Opinion: Founder’s intent


Commentary by Terry Anker

What, if any, obligation do we owe to those who came before us? Grandma says that she’d like her tea set to go to Tom. Well, Grandma passed away last year. Her will didn’t outline her wishes for the silver service. And, no one has ever liked Tom – except for Grandma. Besides, we think he was probably taking advantage of her. The same story plays out, big and small, anywhere that there are humans. Even if we are provided with a clear directive, do we have the right, moral or otherwise, as the living to co-opt the authority, wishes, and even possessions, of others?

We good folks of planet Earth like to imagine that each generation exceeds the one that came before us. Some might argue that we evolve. Old heroes are debunked. Treasured possessions are considered outdated or quaint. And, we work to add our own “improvements” to the fashion of previous generations. Hem lines go, up, then down, then are replaced by pants, then shorts, then skirts again.

Likewise, our commitment to ideas could be called a bit fickle. We laud the wisdom of certain political and other leaders – then, the style shifts. The once vaunted is now dismissed as irrelevant, or worse. Institutions rise, fall and reinvent, grasping for relevance. Art, literature, architecture, sport and education all yield to the force of popular opinion and fad. 
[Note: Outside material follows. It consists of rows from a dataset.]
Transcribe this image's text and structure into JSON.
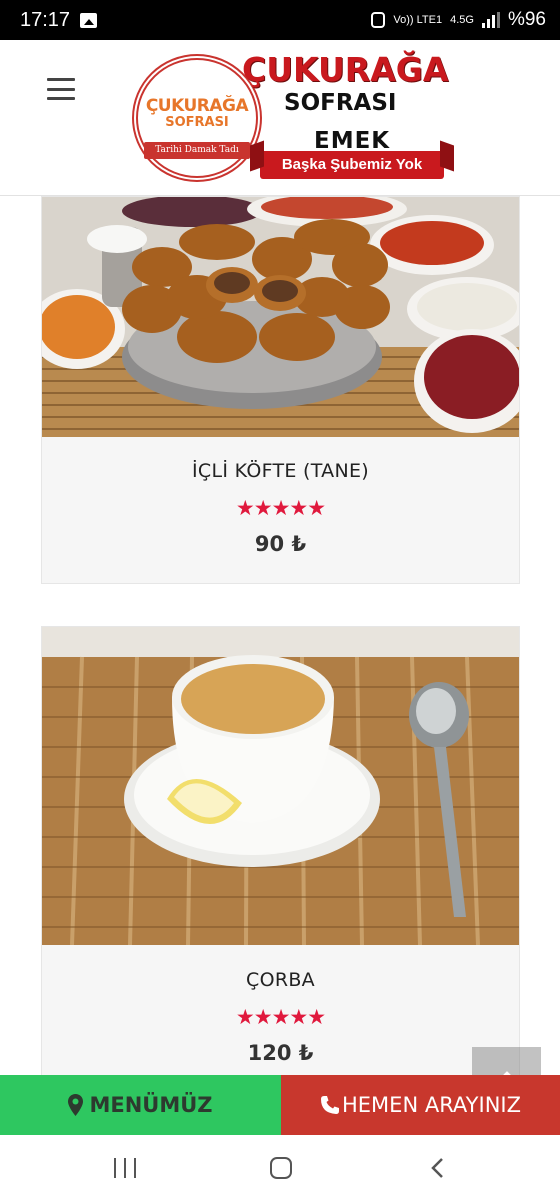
{
  "status_bar": {
    "time": "17:17",
    "network": "4.5G",
    "carrier_label": "Vo)) LTE1",
    "battery": "%96",
    "icons": [
      "image-icon",
      "alarm-icon",
      "signal-icon"
    ]
  },
  "header": {
    "menu_icon": "hamburger-icon",
    "logo": {
      "badge_title": "ÇUKURAĞA",
      "badge_sub": "SOFRASI",
      "badge_tagline": "Tarihi Damak Tadı",
      "name": "ÇUKURAĞA",
      "sub": "SOFRASI",
      "branch": "EMEK",
      "banner": "Başka Şubemiz Yok"
    }
  },
  "products": [
    {
      "title": "İÇLİ KÖFTE (TANE)",
      "rating": 5,
      "stars": "★★★★★",
      "price": "90 ₺"
    },
    {
      "title": "ÇORBA",
      "rating": 5,
      "stars": "★★★★★",
      "price": "120 ₺"
    }
  ],
  "action_bar": {
    "menu_label": "MENÜMÜZ",
    "menu_icon": "map-pin-icon",
    "call_label": "HEMEN ARAYINIZ",
    "call_icon": "phone-icon"
  },
  "colors": {
    "accent_red": "#e0193d",
    "menu_green": "#2ec760",
    "call_red": "#c8372d"
  }
}
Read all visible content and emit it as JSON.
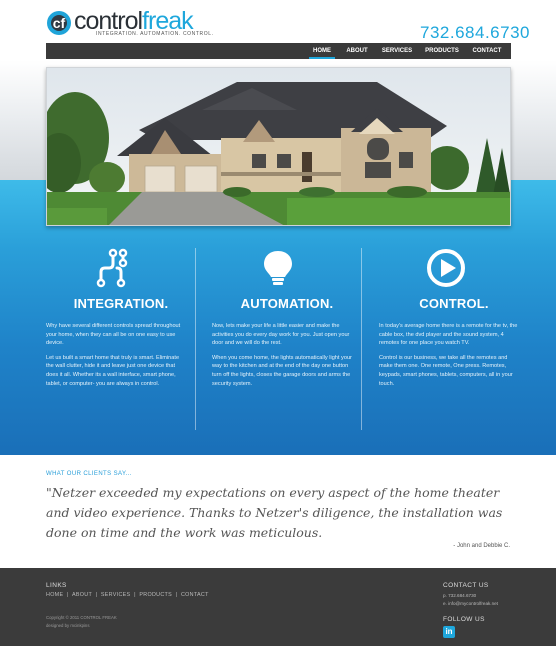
{
  "brand": {
    "logo_control": "control",
    "logo_freak": "freak",
    "logo_mark_letter": "cf",
    "tagline": "INTEGRATION. AUTOMATION. CONTROL.",
    "phone": "732.684.6730"
  },
  "nav": {
    "items": [
      {
        "label": "HOME",
        "active": true
      },
      {
        "label": "ABOUT",
        "active": false
      },
      {
        "label": "SERVICES",
        "active": false
      },
      {
        "label": "PRODUCTS",
        "active": false
      },
      {
        "label": "CONTACT",
        "active": false
      }
    ]
  },
  "hero": {
    "image_subject": "house-photo"
  },
  "features": [
    {
      "icon": "connected-nodes-icon",
      "title": "INTEGRATION.",
      "paragraphs": [
        "Why have several different controls spread throughout your home, when they can all be on one easy to use device.",
        "Let us built a smart home that truly is smart. Eliminate the wall clutter, hide it and leave just one device that does it all. Whether its a wall interface, smart phone, tablet, or computer- you are always in control."
      ]
    },
    {
      "icon": "lightbulb-icon",
      "title": "AUTOMATION.",
      "paragraphs": [
        "Now, lets make your life a little easier and make the activities you do every day work for you. Just open your door and we will do the rest.",
        "When you come home, the lights automatically light your way to the kitchen and at the end of the day one button turn off the lights, closes the garage doors and arms the security system."
      ]
    },
    {
      "icon": "play-circle-icon",
      "title": "CONTROL.",
      "paragraphs": [
        "In today's average home there is a remote for the tv, the cable box, the dvd player and the sound system, 4 remotes for one place you watch TV.",
        "Control is our business, we take all the remotes and make them one. One remote, One press. Remotes, keypads, smart phones, tablets, computers, all in your touch."
      ]
    }
  ],
  "testimonial": {
    "label": "WHAT OUR CLIENTS SAY...",
    "quote": "\"Netzer exceeded my expectations on every aspect of the home theater and video experience. Thanks to Netzer's diligence, the installation was done on time and the work was meticulous.",
    "author": "- John and Debbie C."
  },
  "footer": {
    "links_heading": "LINKS",
    "links": [
      "HOME",
      "ABOUT",
      "SERVICES",
      "PRODUCTS",
      "CONTACT"
    ],
    "copyright": "Copyright © 2011 CONTROL FREAK",
    "designed_by": "designed by mcinkpins",
    "contact_heading": "CONTACT US",
    "contact_phone": "p. 732.684.6730",
    "contact_email": "e. info@mycontrolfreak.net",
    "follow_heading": "FOLLOW US",
    "social_icon": "linkedin-icon",
    "social_letter": "in"
  },
  "colors": {
    "accent": "#1ea7dc",
    "nav_bg": "#3a3a3a",
    "footer_bg": "#3b3b3b",
    "band_top": "#3ebbe9",
    "band_bottom": "#1a6fb8"
  }
}
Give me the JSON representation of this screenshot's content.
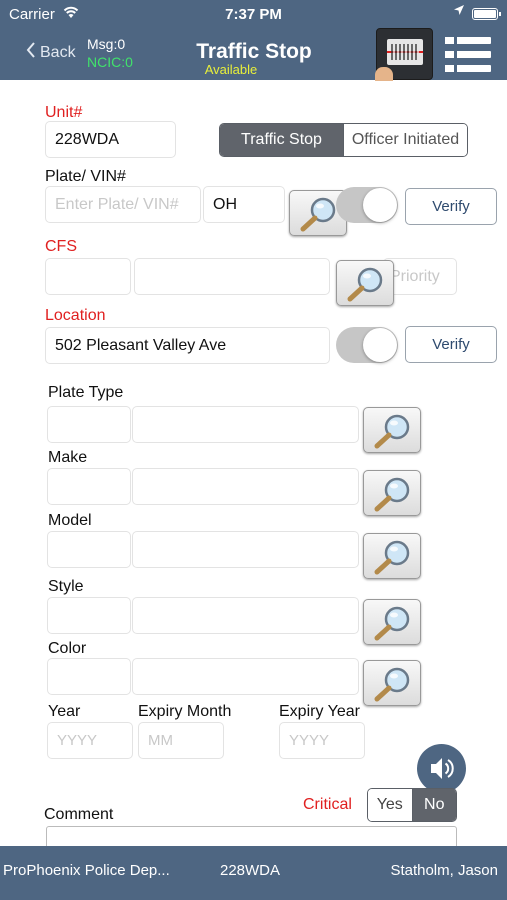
{
  "status_bar": {
    "carrier": "Carrier",
    "time": "7:37 PM"
  },
  "nav": {
    "back_label": "Back",
    "msg": "Msg:0",
    "ncic": "NCIC:0",
    "title": "Traffic Stop",
    "status": "Available"
  },
  "form": {
    "unit_label": "Unit#",
    "unit_value": "228WDA",
    "stop_type_options": [
      "Traffic Stop",
      "Officer Initiated"
    ],
    "stop_type_selected": "Traffic Stop",
    "plate_label": "Plate/ VIN#",
    "plate_placeholder": "Enter Plate/ VIN#",
    "plate_state": "OH",
    "verify_label": "Verify",
    "cfs_label": "CFS",
    "priority_placeholder": "Priority",
    "location_label": "Location",
    "location_value": "502 Pleasant Valley Ave",
    "plate_type_label": "Plate Type",
    "make_label": "Make",
    "model_label": "Model",
    "style_label": "Style",
    "color_label": "Color",
    "year_label": "Year",
    "expiry_month_label": "Expiry Month",
    "expiry_year_label": "Expiry Year",
    "year_placeholder": "YYYY",
    "month_placeholder": "MM",
    "expiry_year_placeholder": "YYYY",
    "comment_label": "Comment",
    "critical_label": "Critical",
    "critical_options": [
      "Yes",
      "No"
    ],
    "critical_selected": "No"
  },
  "bottom_bar": {
    "department": "ProPhoenix Police Dep...",
    "unit": "228WDA",
    "officer": "Statholm, Jason"
  },
  "colors": {
    "bar": "#4e6682",
    "required_label": "#e02020",
    "ncic": "#41e26b",
    "available": "#e8ef3a"
  },
  "icons": [
    "back-chevron-icon",
    "wifi-icon",
    "location-arrow-icon",
    "battery-icon",
    "barcode-scanner-icon",
    "menu-icon",
    "magnifier-icon",
    "speaker-icon"
  ]
}
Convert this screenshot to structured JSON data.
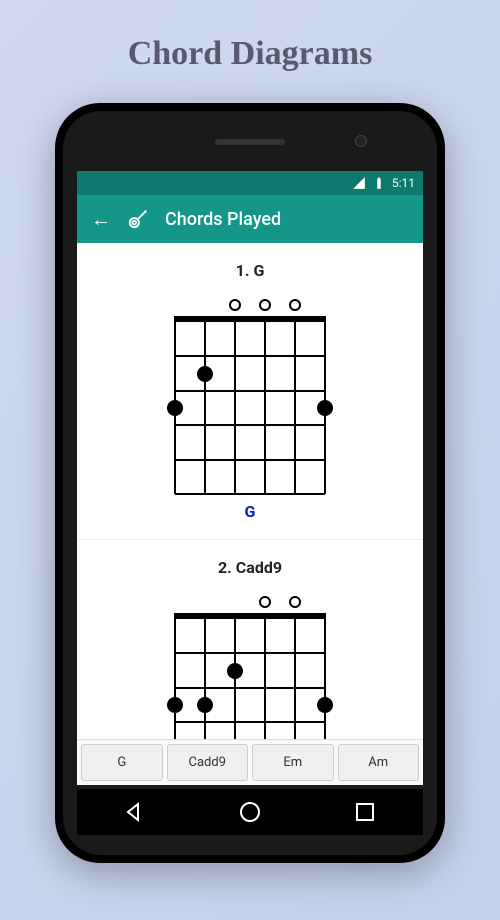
{
  "page": {
    "title": "Chord Diagrams"
  },
  "status": {
    "time": "5:11"
  },
  "appbar": {
    "title": "Chords Played"
  },
  "chords": [
    {
      "title": "1. G",
      "label": "G",
      "open": [
        3,
        4,
        5
      ],
      "fingers": [
        {
          "string": 2,
          "fret": 2
        },
        {
          "string": 1,
          "fret": 3
        },
        {
          "string": 6,
          "fret": 3
        }
      ],
      "showLabel": true
    },
    {
      "title": "2. Cadd9",
      "label": "Cadd9",
      "open": [
        4,
        5
      ],
      "fingers": [
        {
          "string": 3,
          "fret": 2
        },
        {
          "string": 1,
          "fret": 3
        },
        {
          "string": 2,
          "fret": 3
        },
        {
          "string": 6,
          "fret": 3
        }
      ],
      "showLabel": false
    }
  ],
  "tabs": [
    "G",
    "Cadd9",
    "Em",
    "Am"
  ]
}
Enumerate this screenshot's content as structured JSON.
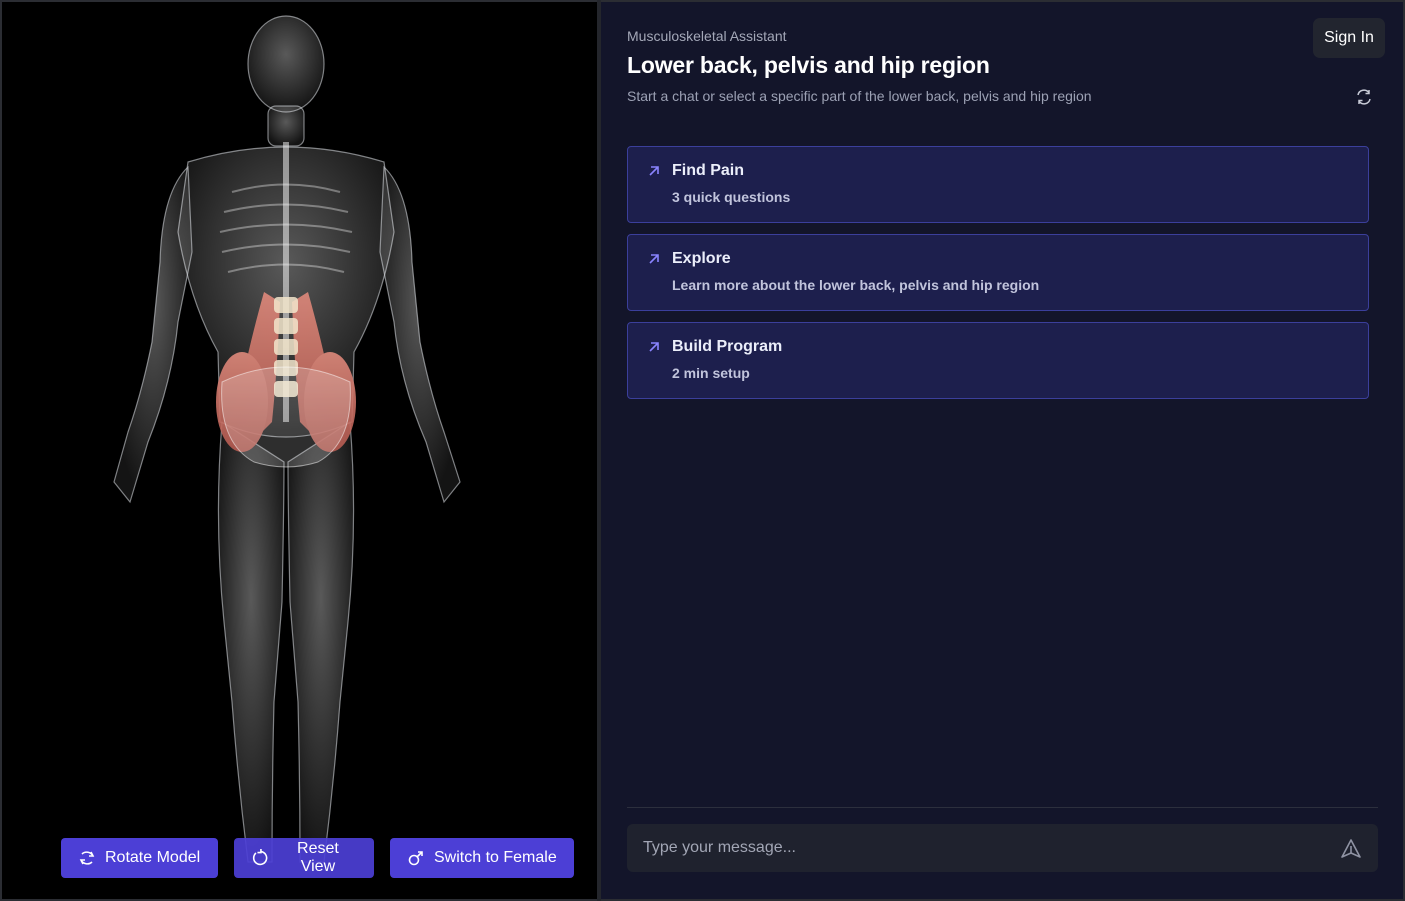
{
  "viewer": {
    "buttons": {
      "rotate": "Rotate Model",
      "reset": "Reset View",
      "switch": "Switch to Female"
    },
    "highlight_color": "#c9695f"
  },
  "header": {
    "app_name": "Musculoskeletal Assistant",
    "title": "Lower back, pelvis and hip region",
    "description": "Start a chat or select a specific part of the lower back, pelvis and hip region",
    "sign_in": "Sign In"
  },
  "cards": [
    {
      "title": "Find Pain",
      "subtitle": "3 quick questions",
      "icon": "arrow-up-left-icon"
    },
    {
      "title": "Explore",
      "subtitle": "Learn more about the lower back, pelvis and hip region",
      "icon": "arrow-up-left-icon"
    },
    {
      "title": "Build Program",
      "subtitle": "2 min setup",
      "icon": "arrow-up-left-icon"
    }
  ],
  "composer": {
    "placeholder": "Type your message..."
  },
  "colors": {
    "accent": "#4c3fd6",
    "panel_bg": "#13152a",
    "card_bg": "#1d1f4d",
    "card_border": "#3b3f9b"
  }
}
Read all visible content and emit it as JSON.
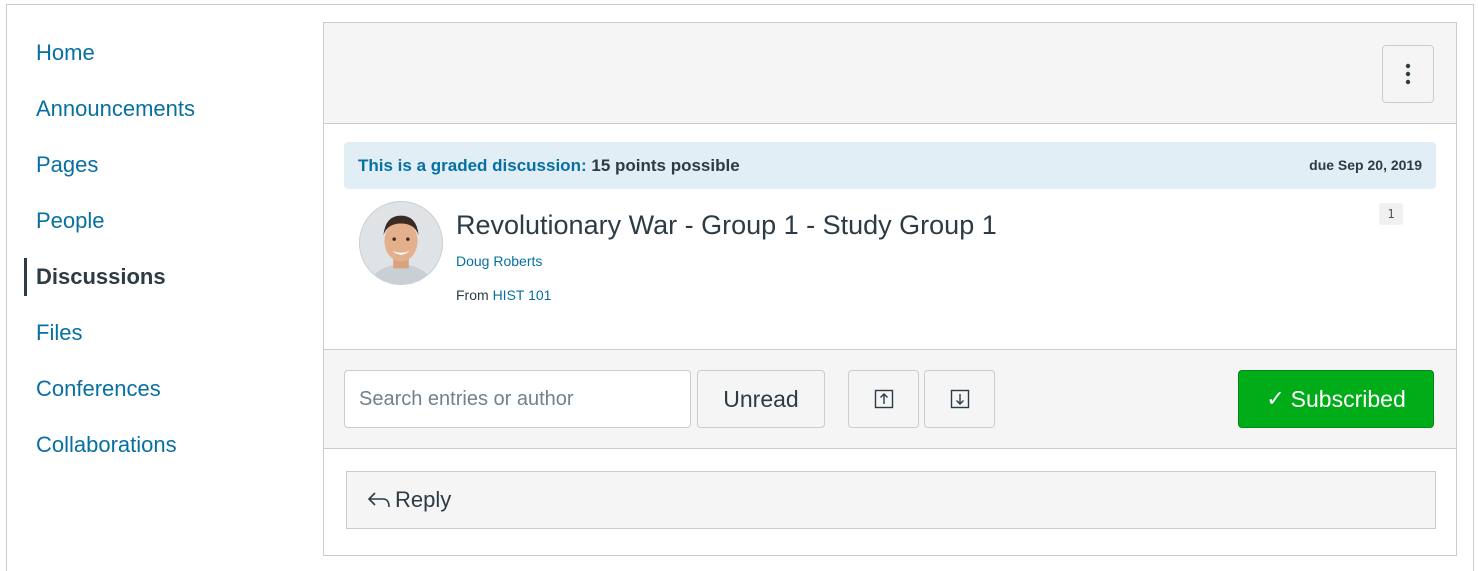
{
  "sidebar": {
    "items": [
      {
        "label": "Home"
      },
      {
        "label": "Announcements"
      },
      {
        "label": "Pages"
      },
      {
        "label": "People"
      },
      {
        "label": "Discussions",
        "active": true
      },
      {
        "label": "Files"
      },
      {
        "label": "Conferences"
      },
      {
        "label": "Collaborations"
      }
    ]
  },
  "toolbar": {
    "menu_icon": "kebab-menu-icon"
  },
  "discussion": {
    "graded_label": "This is a graded discussion:",
    "points": "15 points possible",
    "due_date": "due Sep 20, 2019",
    "title": "Revolutionary War - Group 1 - Study Group 1",
    "author": "Doug Roberts",
    "from_label": "From",
    "course": "HIST 101",
    "reply_count": "1"
  },
  "filters": {
    "search_placeholder": "Search entries or author",
    "unread_label": "Unread",
    "collapse_icon": "collapse-replies-icon",
    "expand_icon": "expand-replies-icon",
    "subscribed_label": "Subscribed",
    "subscribed_color": "#00ac18"
  },
  "reply": {
    "label": "Reply"
  },
  "colors": {
    "link": "#0770a3",
    "banner": "#e2eef6",
    "text": "#2d3b45"
  }
}
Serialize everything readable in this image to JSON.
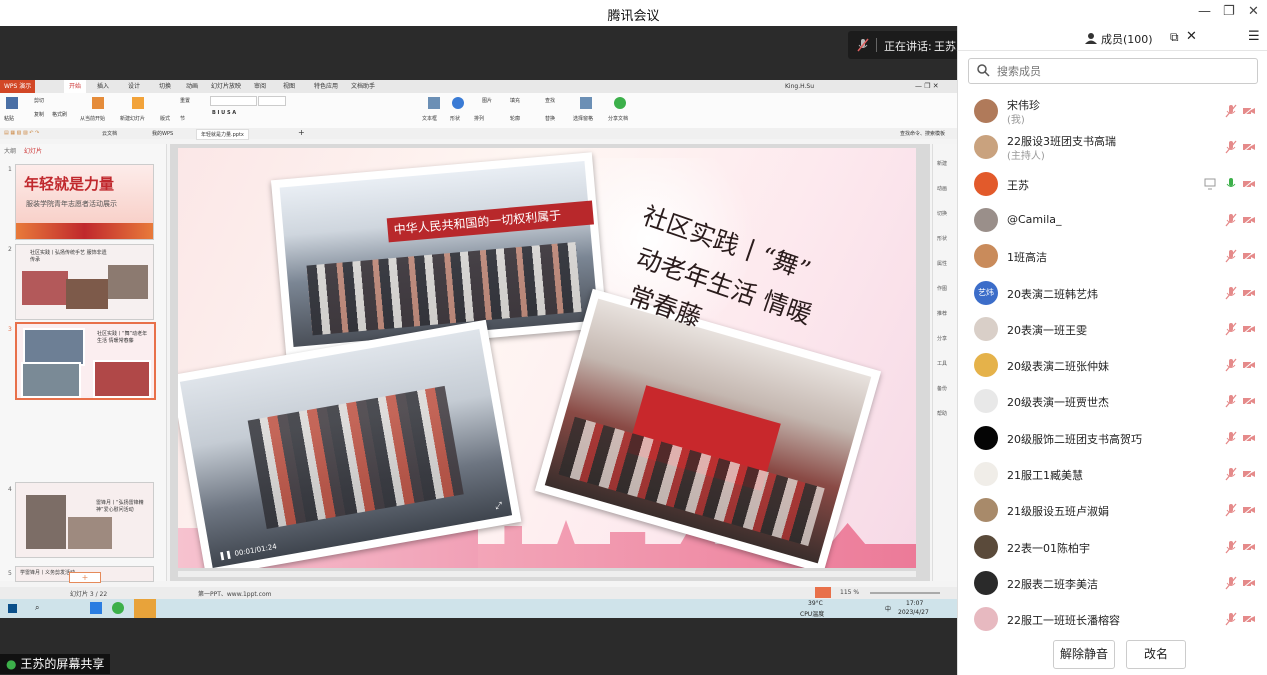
{
  "window": {
    "title": "腾讯会议",
    "minimize": "—",
    "restore": "❐",
    "close": "✕"
  },
  "speaking": {
    "label": "正在讲话:",
    "name": "王苏;"
  },
  "share_label": "王苏的屏幕共享",
  "wps": {
    "logo": "WPS 演示",
    "tabs": [
      "开始",
      "插入",
      "设计",
      "切换",
      "动画",
      "幻灯片放映",
      "审阅",
      "视图",
      "特色应用",
      "文档助手"
    ],
    "active_tab": "开始",
    "user": "King.H.Su",
    "ribbon": [
      "粘贴",
      "剪切",
      "复制",
      "格式刷",
      "从当前开始",
      "新建幻灯片",
      "版式",
      "节",
      "重置",
      "文本框",
      "形状",
      "排列",
      "图片",
      "填充",
      "轮廓",
      "查找",
      "替换",
      "选择窗格",
      "分享文档"
    ],
    "doc_tabs": [
      "云文档",
      "我的WPS",
      "年轻就是力量.pptx"
    ],
    "search_hint": "查找命令、搜索模板",
    "outline_tabs": [
      "大纲",
      "幻灯片"
    ],
    "thumb_numbers": [
      "1",
      "2",
      "3",
      "4",
      "5"
    ],
    "thumb1_title": "年轻就是力量",
    "thumb1_sub": "服装学院青年志愿者活动展示",
    "thumb2_text": "社区实践丨弘扬传统手艺 服饰非遗传承",
    "thumb3_text": "社区实践丨“舞”动老年生活 情暖常春藤",
    "thumb4_text": "雷锋月丨“弘扬雷锋精神”爱心慰问活动",
    "thumb5_text": "学雷锋月丨义务剪发活动",
    "slide_title_lines": [
      "社区实践丨“舞”",
      "动老年生活 情暖",
      "常春藤"
    ],
    "banner_text": "中华人民共和国的一切权利属于",
    "video_time": "00:01/01:24",
    "right_tools": [
      "新建",
      "动画",
      "切换",
      "形状",
      "属性",
      "作图",
      "推荐",
      "分享",
      "工具",
      "备份",
      "帮助"
    ],
    "status_slide": "幻灯片 3 / 22",
    "status_theme": "第一PPT、www.1ppt.com",
    "zoom": "115 %",
    "taskbar": {
      "temp": "39°C",
      "cpu": "CPU温度",
      "ime": "中",
      "time": "17:07",
      "date": "2023/4/27"
    }
  },
  "panel": {
    "tab_members": "成员(100)",
    "search_placeholder": "搜索成员",
    "members": [
      {
        "name": "宋伟珍",
        "sub": "(我)",
        "color": "#b07a5a",
        "unmuted": false
      },
      {
        "name": "22服设3班团支书高瑞",
        "sub": "(主持人)",
        "color": "#c9a27e",
        "unmuted": false
      },
      {
        "name": "王苏",
        "sub": "",
        "color": "#e25a2b",
        "unmuted": true
      },
      {
        "name": "@Camila_",
        "sub": "",
        "color": "#9a8f8a",
        "unmuted": false
      },
      {
        "name": "1班高洁",
        "sub": "",
        "color": "#c98b5b",
        "unmuted": false
      },
      {
        "name": "20表演二班韩艺炜",
        "sub": "",
        "color": "#3c6dc9",
        "avatar_text": "艺炜",
        "unmuted": false
      },
      {
        "name": "20表演一班王雯",
        "sub": "",
        "color": "#d9cfc8",
        "unmuted": false
      },
      {
        "name": "20级表演二班张仲妹",
        "sub": "",
        "color": "#e5b24a",
        "unmuted": false
      },
      {
        "name": "20级表演一班贾世杰",
        "sub": "",
        "color": "#e8e8e8",
        "unmuted": false
      },
      {
        "name": "20级服饰二班团支书高贺巧",
        "sub": "",
        "color": "#050505",
        "unmuted": false
      },
      {
        "name": "21服工1臧美慧",
        "sub": "",
        "color": "#f0ede8",
        "unmuted": false
      },
      {
        "name": "21级服设五班卢淑娟",
        "sub": "",
        "color": "#a88a6a",
        "unmuted": false
      },
      {
        "name": "22表一01陈柏宇",
        "sub": "",
        "color": "#5a4a3a",
        "unmuted": false
      },
      {
        "name": "22服表二班李美洁",
        "sub": "",
        "color": "#2a2a2a",
        "unmuted": false
      },
      {
        "name": "22服工一班班长潘榕容",
        "sub": "",
        "color": "#e7b9c0",
        "unmuted": false
      }
    ],
    "btn_unmute": "解除静音",
    "btn_rename": "改名"
  },
  "colors": {
    "accent": "#e25a2b",
    "unmuted_mic": "#3cb04a",
    "muted_red": "#e58a8a"
  }
}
Founder, patriarch, matriarch and great thinker, all are challenged, replaced and then, again, renewed. Is respect for antecedent a moral imperative? Or, is it only a suggestion? When is change required by physical circumstance, and when is our own conceit to usurp the rightful authority of another surging? Founder’s intent may not be dispositive; but likewise, it cannot be casually dismissed. One imagines that Grandma had her intentions – and those certainly belonged to her.